Read through the records. Copy each line that has the word "基础数据".

## [DATA UNDER STUDY]
______
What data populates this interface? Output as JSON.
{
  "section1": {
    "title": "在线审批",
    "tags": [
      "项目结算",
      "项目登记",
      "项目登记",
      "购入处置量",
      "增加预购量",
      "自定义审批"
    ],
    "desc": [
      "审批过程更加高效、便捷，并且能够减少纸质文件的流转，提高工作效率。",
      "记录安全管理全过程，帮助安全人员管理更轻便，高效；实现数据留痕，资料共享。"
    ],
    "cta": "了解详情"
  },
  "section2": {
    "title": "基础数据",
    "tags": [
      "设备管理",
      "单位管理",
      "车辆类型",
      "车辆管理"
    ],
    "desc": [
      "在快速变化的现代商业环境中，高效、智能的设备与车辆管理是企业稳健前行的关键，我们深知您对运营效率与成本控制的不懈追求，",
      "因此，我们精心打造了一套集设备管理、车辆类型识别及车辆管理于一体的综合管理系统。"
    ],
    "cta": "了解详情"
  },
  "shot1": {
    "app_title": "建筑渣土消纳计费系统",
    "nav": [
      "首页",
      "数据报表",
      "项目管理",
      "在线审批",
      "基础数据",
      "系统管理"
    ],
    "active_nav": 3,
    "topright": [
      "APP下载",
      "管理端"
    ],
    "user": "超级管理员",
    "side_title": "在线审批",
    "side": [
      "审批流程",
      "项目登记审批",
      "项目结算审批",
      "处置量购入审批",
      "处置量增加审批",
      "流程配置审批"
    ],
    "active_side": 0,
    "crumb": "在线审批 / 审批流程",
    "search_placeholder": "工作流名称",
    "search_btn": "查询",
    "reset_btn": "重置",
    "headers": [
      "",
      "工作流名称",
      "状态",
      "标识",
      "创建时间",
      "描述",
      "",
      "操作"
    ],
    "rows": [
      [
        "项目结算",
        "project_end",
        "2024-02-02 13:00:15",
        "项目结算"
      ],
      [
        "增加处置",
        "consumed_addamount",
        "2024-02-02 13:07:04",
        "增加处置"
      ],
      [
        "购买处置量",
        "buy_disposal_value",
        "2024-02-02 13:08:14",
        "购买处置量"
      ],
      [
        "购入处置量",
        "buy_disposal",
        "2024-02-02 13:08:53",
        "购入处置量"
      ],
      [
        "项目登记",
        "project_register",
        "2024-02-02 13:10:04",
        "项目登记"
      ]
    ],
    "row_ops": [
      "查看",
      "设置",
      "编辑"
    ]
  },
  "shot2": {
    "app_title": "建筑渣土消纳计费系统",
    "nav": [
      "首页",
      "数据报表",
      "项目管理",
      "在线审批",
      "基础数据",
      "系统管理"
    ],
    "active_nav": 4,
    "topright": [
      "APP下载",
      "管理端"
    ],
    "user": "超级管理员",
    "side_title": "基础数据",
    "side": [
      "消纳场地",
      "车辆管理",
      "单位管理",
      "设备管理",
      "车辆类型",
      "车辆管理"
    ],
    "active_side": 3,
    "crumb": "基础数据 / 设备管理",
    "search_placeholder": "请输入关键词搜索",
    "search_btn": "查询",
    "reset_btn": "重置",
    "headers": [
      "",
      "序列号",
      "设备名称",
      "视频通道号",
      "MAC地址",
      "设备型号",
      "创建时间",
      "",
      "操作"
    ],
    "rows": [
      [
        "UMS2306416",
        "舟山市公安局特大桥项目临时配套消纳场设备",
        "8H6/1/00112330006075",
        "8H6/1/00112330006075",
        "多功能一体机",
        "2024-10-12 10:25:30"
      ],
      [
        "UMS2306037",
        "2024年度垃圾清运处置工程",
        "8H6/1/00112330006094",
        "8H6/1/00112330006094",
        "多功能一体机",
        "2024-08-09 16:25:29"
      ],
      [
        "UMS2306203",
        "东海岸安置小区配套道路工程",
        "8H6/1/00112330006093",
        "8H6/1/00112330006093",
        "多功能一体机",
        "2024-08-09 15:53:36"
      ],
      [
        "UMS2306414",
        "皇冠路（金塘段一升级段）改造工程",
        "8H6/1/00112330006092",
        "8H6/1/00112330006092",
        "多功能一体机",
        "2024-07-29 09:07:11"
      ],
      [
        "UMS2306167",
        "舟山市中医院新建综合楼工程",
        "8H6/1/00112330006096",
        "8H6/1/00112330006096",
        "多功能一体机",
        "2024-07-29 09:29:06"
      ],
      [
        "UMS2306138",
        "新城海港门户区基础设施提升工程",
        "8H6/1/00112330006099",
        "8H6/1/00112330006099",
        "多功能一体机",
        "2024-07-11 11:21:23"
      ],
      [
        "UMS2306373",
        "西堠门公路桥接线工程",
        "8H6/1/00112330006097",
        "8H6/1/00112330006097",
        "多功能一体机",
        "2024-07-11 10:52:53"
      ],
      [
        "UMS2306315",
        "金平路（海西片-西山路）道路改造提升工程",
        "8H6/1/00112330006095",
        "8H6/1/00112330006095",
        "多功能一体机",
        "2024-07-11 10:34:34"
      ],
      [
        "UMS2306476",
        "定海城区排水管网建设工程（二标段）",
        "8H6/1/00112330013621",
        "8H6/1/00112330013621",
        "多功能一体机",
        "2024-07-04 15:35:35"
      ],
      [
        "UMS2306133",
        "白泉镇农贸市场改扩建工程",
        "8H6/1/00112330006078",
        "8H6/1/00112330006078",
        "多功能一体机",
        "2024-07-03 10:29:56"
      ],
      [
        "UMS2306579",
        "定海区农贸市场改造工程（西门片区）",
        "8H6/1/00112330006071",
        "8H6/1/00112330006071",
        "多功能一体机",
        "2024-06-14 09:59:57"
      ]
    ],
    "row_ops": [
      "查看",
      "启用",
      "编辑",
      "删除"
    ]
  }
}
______
## [ANSWER TO THE PROBLEM]
    "title": "基础数据",
      "基础数据",
      "基础数据",
    "side_title": "基础数据",
    "crumb": "基础数据 / 设备管理",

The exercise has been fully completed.